**Problem**
Find the word "upload" in the listing below, then return every line it appears in.

**Source material**

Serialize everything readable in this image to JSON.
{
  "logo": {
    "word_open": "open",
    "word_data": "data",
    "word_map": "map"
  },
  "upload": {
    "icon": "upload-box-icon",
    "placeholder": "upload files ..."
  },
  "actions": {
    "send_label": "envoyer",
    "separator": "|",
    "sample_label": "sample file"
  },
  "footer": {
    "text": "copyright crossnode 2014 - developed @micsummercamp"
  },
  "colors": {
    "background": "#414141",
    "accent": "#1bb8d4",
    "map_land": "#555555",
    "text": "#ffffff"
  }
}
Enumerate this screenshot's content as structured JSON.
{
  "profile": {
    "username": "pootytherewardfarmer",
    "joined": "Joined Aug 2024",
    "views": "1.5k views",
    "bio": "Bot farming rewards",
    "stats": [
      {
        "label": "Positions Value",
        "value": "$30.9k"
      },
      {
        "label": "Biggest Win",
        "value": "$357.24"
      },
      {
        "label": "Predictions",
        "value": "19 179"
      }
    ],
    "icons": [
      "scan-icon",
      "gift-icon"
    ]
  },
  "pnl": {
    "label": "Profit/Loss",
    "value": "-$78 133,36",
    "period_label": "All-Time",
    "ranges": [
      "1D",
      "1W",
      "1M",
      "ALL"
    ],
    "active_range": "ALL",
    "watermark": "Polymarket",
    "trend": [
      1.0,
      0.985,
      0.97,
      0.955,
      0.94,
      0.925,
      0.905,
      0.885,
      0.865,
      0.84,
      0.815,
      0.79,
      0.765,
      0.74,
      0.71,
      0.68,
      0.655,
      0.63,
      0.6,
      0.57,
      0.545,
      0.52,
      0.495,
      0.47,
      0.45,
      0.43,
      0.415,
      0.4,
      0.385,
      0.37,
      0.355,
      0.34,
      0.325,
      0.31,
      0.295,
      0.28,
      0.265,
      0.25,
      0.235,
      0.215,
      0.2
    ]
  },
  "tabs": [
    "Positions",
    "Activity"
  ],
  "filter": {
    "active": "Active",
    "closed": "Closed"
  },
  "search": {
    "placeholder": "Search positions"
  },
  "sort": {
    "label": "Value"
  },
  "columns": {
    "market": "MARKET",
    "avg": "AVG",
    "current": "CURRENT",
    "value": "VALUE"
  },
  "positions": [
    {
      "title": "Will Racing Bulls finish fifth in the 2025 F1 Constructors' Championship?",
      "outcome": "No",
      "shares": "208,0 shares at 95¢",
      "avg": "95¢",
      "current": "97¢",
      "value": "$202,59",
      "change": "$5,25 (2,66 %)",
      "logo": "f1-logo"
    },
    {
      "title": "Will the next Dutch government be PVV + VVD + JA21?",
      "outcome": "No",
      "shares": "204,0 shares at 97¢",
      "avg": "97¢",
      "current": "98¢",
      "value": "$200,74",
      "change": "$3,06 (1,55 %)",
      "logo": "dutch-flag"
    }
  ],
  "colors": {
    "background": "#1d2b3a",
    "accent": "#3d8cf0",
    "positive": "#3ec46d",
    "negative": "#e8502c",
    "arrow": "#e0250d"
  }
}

**Written reply**
  "upload": {
    "icon": "upload-box-icon",
    "placeholder": "upload files ..."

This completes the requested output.